= Assignment =
Show every line of the data that contains the string "replies".

****************************************

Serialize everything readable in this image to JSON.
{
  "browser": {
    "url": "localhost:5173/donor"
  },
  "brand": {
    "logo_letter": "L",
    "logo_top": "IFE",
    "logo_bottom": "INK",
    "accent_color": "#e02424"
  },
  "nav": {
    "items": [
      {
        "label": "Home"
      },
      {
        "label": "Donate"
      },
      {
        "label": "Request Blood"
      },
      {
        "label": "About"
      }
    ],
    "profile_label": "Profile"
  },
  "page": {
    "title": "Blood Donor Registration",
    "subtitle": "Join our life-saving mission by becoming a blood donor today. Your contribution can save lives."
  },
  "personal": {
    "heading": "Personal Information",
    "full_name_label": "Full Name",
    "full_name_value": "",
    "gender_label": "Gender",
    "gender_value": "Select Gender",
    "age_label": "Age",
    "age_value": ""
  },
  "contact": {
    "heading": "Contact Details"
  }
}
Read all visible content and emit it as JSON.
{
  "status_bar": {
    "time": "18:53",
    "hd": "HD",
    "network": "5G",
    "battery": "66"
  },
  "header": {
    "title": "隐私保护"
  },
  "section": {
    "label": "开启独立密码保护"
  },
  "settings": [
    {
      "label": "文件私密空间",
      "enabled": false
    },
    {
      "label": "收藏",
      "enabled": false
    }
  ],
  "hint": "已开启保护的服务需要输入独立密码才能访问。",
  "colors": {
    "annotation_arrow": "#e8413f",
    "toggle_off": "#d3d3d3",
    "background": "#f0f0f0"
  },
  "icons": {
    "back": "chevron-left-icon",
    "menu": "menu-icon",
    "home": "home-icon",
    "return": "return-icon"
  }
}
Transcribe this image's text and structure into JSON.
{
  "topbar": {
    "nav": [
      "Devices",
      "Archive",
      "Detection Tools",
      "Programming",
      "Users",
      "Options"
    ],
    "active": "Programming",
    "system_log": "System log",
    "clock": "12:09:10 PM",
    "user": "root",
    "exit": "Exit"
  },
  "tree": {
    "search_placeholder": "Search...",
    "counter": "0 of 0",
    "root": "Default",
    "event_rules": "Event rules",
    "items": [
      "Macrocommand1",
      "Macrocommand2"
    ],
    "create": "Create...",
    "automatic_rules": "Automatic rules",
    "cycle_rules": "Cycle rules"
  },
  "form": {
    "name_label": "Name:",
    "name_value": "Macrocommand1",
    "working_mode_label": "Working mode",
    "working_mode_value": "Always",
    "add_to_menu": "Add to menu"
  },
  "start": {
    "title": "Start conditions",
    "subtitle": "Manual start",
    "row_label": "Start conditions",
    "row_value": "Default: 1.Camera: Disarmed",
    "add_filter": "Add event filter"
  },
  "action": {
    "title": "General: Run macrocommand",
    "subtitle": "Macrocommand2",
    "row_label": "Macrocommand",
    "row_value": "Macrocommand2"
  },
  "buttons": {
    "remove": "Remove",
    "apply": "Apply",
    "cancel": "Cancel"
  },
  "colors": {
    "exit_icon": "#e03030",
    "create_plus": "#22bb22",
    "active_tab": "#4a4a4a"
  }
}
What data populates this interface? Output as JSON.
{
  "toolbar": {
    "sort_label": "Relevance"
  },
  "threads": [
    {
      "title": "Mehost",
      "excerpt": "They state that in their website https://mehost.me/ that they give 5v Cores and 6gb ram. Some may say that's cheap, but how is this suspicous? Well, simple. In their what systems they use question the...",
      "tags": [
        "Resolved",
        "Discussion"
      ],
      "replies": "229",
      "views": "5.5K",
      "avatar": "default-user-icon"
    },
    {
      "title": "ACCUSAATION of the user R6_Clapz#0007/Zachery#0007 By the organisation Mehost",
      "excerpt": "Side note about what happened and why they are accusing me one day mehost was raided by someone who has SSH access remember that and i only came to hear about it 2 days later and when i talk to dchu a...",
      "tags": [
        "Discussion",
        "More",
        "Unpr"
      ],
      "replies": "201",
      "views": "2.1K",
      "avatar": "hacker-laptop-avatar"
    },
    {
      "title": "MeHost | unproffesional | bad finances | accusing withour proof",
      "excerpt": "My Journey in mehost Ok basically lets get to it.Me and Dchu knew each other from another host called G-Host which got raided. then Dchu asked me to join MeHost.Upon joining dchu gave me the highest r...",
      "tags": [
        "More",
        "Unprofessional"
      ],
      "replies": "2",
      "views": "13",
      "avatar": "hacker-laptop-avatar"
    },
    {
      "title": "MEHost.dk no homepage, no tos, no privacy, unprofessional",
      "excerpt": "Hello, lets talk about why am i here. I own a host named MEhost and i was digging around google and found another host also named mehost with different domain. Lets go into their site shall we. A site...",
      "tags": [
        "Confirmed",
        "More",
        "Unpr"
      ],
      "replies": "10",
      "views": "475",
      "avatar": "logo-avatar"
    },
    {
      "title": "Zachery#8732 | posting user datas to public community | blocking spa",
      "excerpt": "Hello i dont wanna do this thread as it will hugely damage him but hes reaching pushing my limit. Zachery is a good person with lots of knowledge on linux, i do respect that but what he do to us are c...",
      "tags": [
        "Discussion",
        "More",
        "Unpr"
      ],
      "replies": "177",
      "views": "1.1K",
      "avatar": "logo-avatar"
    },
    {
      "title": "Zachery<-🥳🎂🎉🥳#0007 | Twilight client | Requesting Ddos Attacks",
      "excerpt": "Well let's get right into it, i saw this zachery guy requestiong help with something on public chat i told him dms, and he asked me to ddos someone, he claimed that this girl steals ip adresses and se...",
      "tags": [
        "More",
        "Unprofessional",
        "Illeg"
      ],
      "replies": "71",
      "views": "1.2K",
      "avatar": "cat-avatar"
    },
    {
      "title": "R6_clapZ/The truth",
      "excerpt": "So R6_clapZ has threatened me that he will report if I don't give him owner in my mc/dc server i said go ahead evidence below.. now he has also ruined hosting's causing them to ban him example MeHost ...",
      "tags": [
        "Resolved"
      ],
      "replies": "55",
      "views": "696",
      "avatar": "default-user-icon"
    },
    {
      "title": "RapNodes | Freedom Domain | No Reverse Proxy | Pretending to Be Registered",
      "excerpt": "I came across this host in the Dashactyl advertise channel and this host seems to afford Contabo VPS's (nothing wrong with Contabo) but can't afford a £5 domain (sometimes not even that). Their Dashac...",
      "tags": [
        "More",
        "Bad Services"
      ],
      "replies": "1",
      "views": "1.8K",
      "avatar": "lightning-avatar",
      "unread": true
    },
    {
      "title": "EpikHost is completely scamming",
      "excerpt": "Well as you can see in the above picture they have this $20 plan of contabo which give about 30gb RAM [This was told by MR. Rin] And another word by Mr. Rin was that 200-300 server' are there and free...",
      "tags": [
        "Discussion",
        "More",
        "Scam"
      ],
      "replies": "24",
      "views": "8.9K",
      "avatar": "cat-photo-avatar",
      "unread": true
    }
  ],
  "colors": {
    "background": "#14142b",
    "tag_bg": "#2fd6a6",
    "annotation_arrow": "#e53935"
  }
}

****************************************

= Solution below =
      "replies": "229",
      "replies": "201",
      "replies": "2",
      "replies": "10",
      "replies": "177",
      "replies": "71",
      "replies": "55",
      "replies": "1",
      "replies": "24",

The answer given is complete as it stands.